The financial industry has achieved great progress in building analytics capabilities, such as predictive and artificial intelligence models, that support increased efficiency in key functions (e.g., information security and compliance). At the same time, most chief information officers (CIOs) and chief technology officers (CTOs) responding to Aite-Novarica Group’s data strategy study indicate there is an opportunity to more effectively leverage data and analytics investments to serve customers and generate revenue.
This is not surprising. Long-standing challenges, including diverse core systems, inconsistent data integration, and varying quality across data assets, stand in the way of banks’ and other financial institutions’ (FIs) ability to realize the full value of data and analytics in driving business results.
As I noted in my previous blog, to realize greater business value from data investments in areas such as customer retention, “banking and FI CIOs and CTOs should redesign or create a new, unified, enterprise-level data strategy that addresses people, processes, and technology.”
Enterprise Data Strategy Is the Key
While all FIs are embracing data and analytics, organizations are at varying levels of maturity when it comes to deriving insights from data investments that shape strategic decisions and support growth. This is why a well-designed, comprehensive data strategy aligned with enterprise priorities is needed to help CIOs and CTOs evolve their organization’s maturity.
A data strategy is key to building analytics capabilities that support strategic business objectives. For example, a data strategy enables the banking segment to include needs analysis and credit history analysis for cross-selling products and life-time value monitoring to improve customer retention.
Best Practices to Develop a Comprehensive Data Strategy

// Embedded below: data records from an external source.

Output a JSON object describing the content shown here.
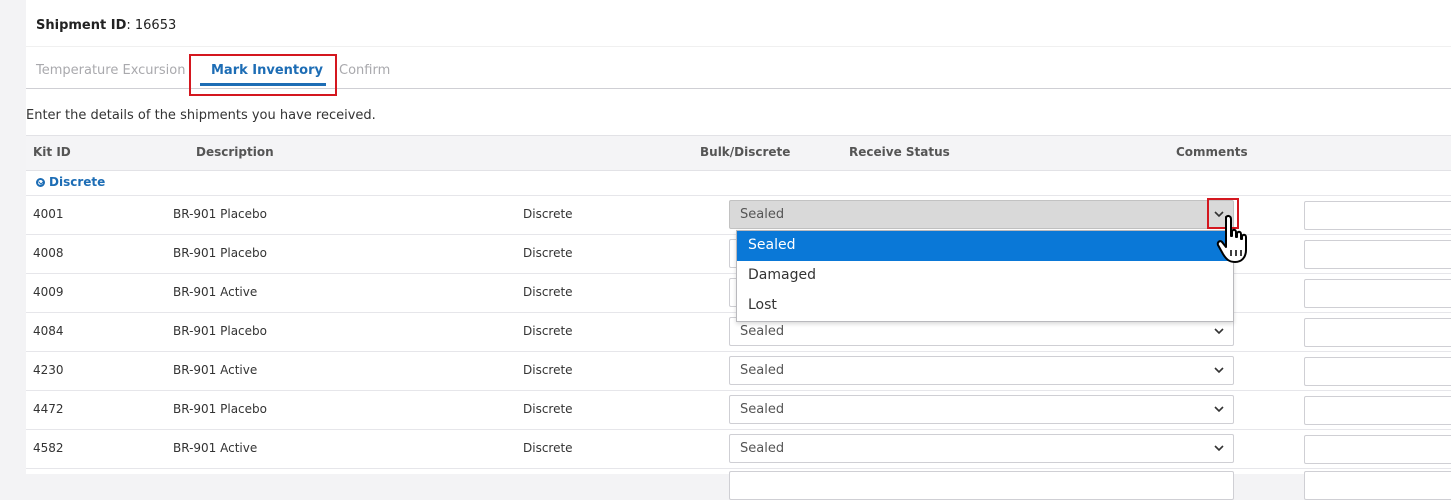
{
  "shipment": {
    "label": "Shipment ID",
    "value": ": 16653"
  },
  "tabs": [
    {
      "label": "Temperature Excursion",
      "active": false
    },
    {
      "label": "Mark Inventory",
      "active": true
    },
    {
      "label": "Confirm",
      "active": false
    }
  ],
  "instructions": "Enter the details of the shipments you have received.",
  "table": {
    "headers": {
      "kit_id": "Kit ID",
      "description": "Description",
      "bulk_discrete": "Bulk/Discrete",
      "receive_status": "Receive Status",
      "comments": "Comments"
    },
    "group": "Discrete",
    "rows": [
      {
        "kit_id": "4001",
        "description": "BR-901 Placebo",
        "type": "Discrete",
        "status": "Sealed"
      },
      {
        "kit_id": "4008",
        "description": "BR-901 Placebo",
        "type": "Discrete",
        "status": ""
      },
      {
        "kit_id": "4009",
        "description": "BR-901 Active",
        "type": "Discrete",
        "status": ""
      },
      {
        "kit_id": "4084",
        "description": "BR-901 Placebo",
        "type": "Discrete",
        "status": "Sealed"
      },
      {
        "kit_id": "4230",
        "description": "BR-901 Active",
        "type": "Discrete",
        "status": "Sealed"
      },
      {
        "kit_id": "4472",
        "description": "BR-901 Placebo",
        "type": "Discrete",
        "status": "Sealed"
      },
      {
        "kit_id": "4582",
        "description": "BR-901 Active",
        "type": "Discrete",
        "status": "Sealed"
      }
    ]
  },
  "dropdown": {
    "options": [
      "Sealed",
      "Damaged",
      "Lost"
    ],
    "selected": "Sealed"
  },
  "icons": {
    "group_toggle": "chevron-circle-down-icon",
    "select_chevron": "chevron-down-icon",
    "cursor": "hand-pointer-icon"
  },
  "colors": {
    "accent": "#1d6db5",
    "highlight": "#d4171f",
    "dropdown_selected": "#0a78d7"
  }
}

Aite-Novarica Group’s upcoming strategic research identifies seven best practices that CIOs and CTOs should adopt to develop or advance a comprehensive enterprise data strategy addressing the requisite people, processes, and technologies.
These best practices are summarized in the following table:

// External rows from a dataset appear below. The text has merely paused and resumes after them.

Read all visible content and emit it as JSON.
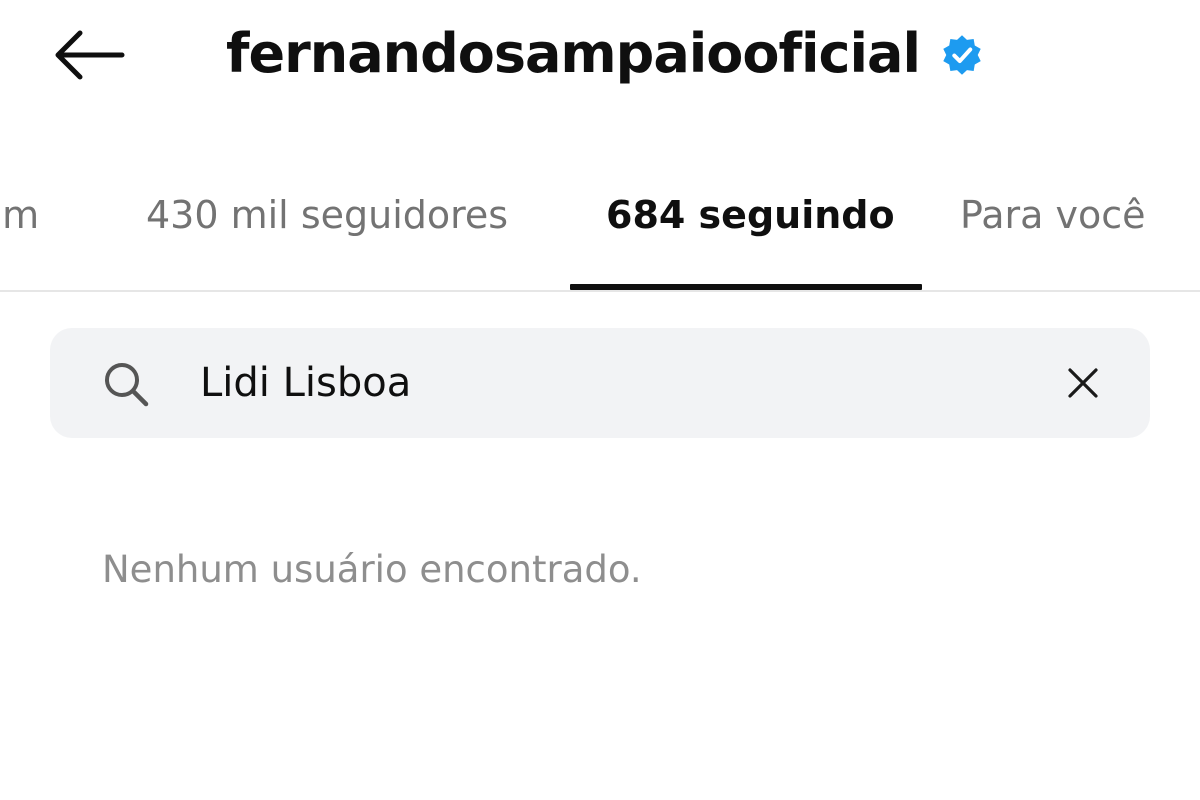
{
  "header": {
    "username": "fernandosampaiooficial",
    "back_icon": "arrow-left-icon",
    "verified_icon": "verified-badge-icon",
    "verified_color": "#1d9bf0"
  },
  "tabs": [
    {
      "label": "um",
      "active": false
    },
    {
      "label": "430 mil seguidores",
      "active": false
    },
    {
      "label": "684 seguindo",
      "active": true
    },
    {
      "label": "Para você",
      "active": false
    }
  ],
  "search": {
    "icon": "search-icon",
    "value": "Lidi Lisboa",
    "clear_icon": "close-icon"
  },
  "results": {
    "empty_message": "Nenhum usuário encontrado."
  }
}
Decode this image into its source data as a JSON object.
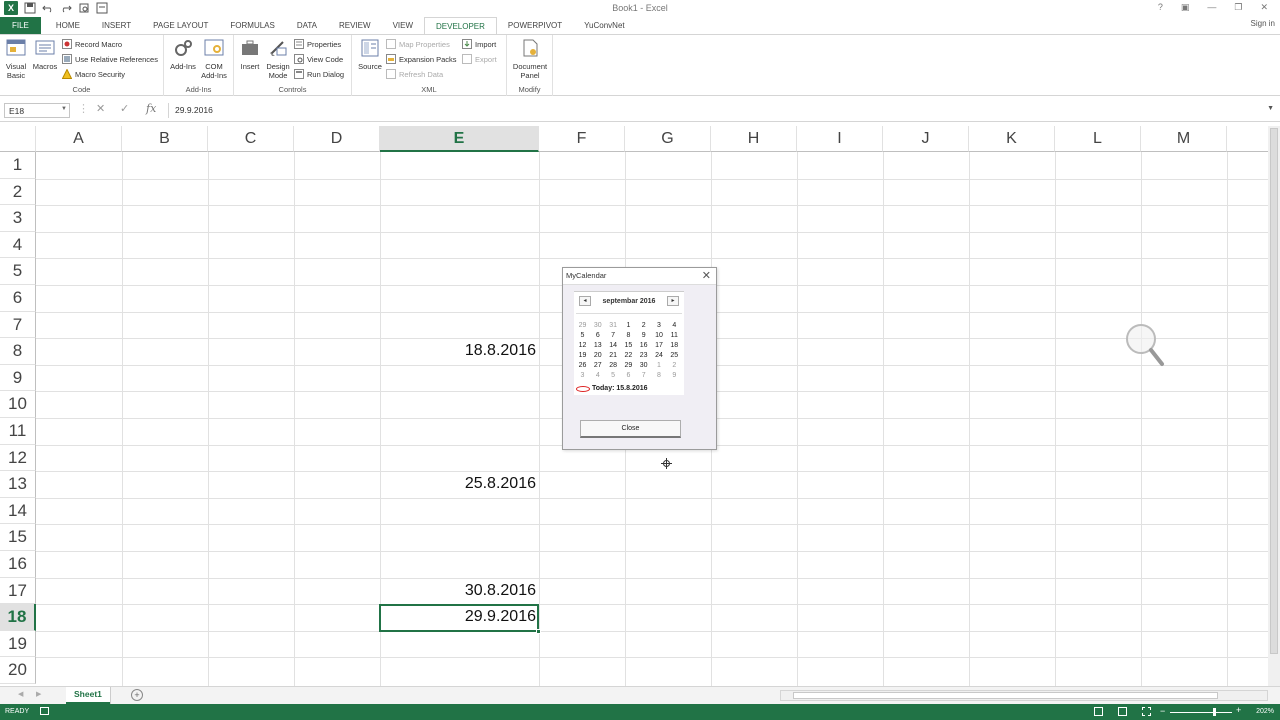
{
  "window": {
    "title": "Book1 - Excel",
    "sign_in": "Sign in"
  },
  "tabs": [
    "FILE",
    "HOME",
    "INSERT",
    "PAGE LAYOUT",
    "FORMULAS",
    "DATA",
    "REVIEW",
    "VIEW",
    "DEVELOPER",
    "POWERPIVOT",
    "YuConvNet"
  ],
  "active_tab": "DEVELOPER",
  "ribbon": {
    "code": {
      "label": "Code",
      "visual_basic": "Visual Basic",
      "macros": "Macros",
      "record_macro": "Record Macro",
      "relative_refs": "Use Relative References",
      "macro_security": "Macro Security"
    },
    "addins": {
      "label": "Add-Ins",
      "addins": "Add-Ins",
      "com_addins": "COM Add-Ins"
    },
    "controls": {
      "label": "Controls",
      "insert": "Insert",
      "design_mode": "Design Mode",
      "properties": "Properties",
      "view_code": "View Code",
      "run_dialog": "Run Dialog"
    },
    "xml": {
      "label": "XML",
      "source": "Source",
      "map_properties": "Map Properties",
      "expansion_packs": "Expansion Packs",
      "refresh_data": "Refresh Data",
      "import": "Import",
      "export": "Export"
    },
    "modify": {
      "label": "Modify",
      "document_panel": "Document Panel"
    }
  },
  "formula_bar": {
    "name_box": "E18",
    "formula": "29.9.2016"
  },
  "columns": [
    "A",
    "B",
    "C",
    "D",
    "E",
    "F",
    "G",
    "H",
    "I",
    "J",
    "K",
    "L",
    "M"
  ],
  "rows": [
    "1",
    "2",
    "3",
    "4",
    "5",
    "6",
    "7",
    "8",
    "9",
    "10",
    "11",
    "12",
    "13",
    "14",
    "15",
    "16",
    "17",
    "18",
    "19",
    "20"
  ],
  "selected_column": "E",
  "selected_row": "18",
  "cells": {
    "E8": "18.8.2016",
    "E13": "25.8.2016",
    "E17": "30.8.2016",
    "E18": "29.9.2016"
  },
  "dialog": {
    "title": "MyCalendar",
    "month_label": "septembar 2016",
    "weeks": [
      [
        "29",
        "30",
        "31",
        "1",
        "2",
        "3",
        "4"
      ],
      [
        "5",
        "6",
        "7",
        "8",
        "9",
        "10",
        "11"
      ],
      [
        "12",
        "13",
        "14",
        "15",
        "16",
        "17",
        "18"
      ],
      [
        "19",
        "20",
        "21",
        "22",
        "23",
        "24",
        "25"
      ],
      [
        "26",
        "27",
        "28",
        "29",
        "30",
        "1",
        "2"
      ],
      [
        "3",
        "4",
        "5",
        "6",
        "7",
        "8",
        "9"
      ]
    ],
    "today_label": "Today: 15.8.2016",
    "close_button": "Close"
  },
  "sheet_tab": "Sheet1",
  "status": {
    "ready": "READY",
    "zoom": "202%"
  },
  "colors": {
    "accent": "#217346"
  }
}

The checklist outlined in this table and in my soon-to-be-published report serves as a guide for thinking about an organization’s data strategy. It also helps ensure that key questions get asked at the enterprise level about the role data plays and what investments will be required to achieve business outcomes enabled by data.
Data Strategy Leadership
Another key to developing a successful, comprehensive data strategy is establishing executive leadership. Half of the CIO and CTO respondents to our latest study reported that their organization has a chief data officer (CDO).
The CDO role is essential because this individual centrally owns execution of the data strategy, collaborates with other C-level executives to agree on prioritized data investments, and aligns business-line projects to the strategy. Even if a formal C-level role is not feasible given an organization’s current structure, designating a data owner to look across the organization and coordinate strategy development can be another, less formal approach.
How We Will Help You Develop an Enterprise Data Strategy
Adopting these practices in combination puts IT leaders at banks and other FIs in a better position to overcome challenges in deploying a high-value data strategy focusing on insights generation.
These considerations will be addressed in a new, exclusive deliverable for IT leaders who are members of Aite-Novarica Group’s Financial Services CIO/CTO Advisory Practice.
Interested in learning more about how our strategic insights can help you advance your organization’s maturity in using data and insights to support business outcomes?
Email me, and I’ll reach out to schedule an introductory conversation on our Financial Services CIO/CTO Advisory Research Council.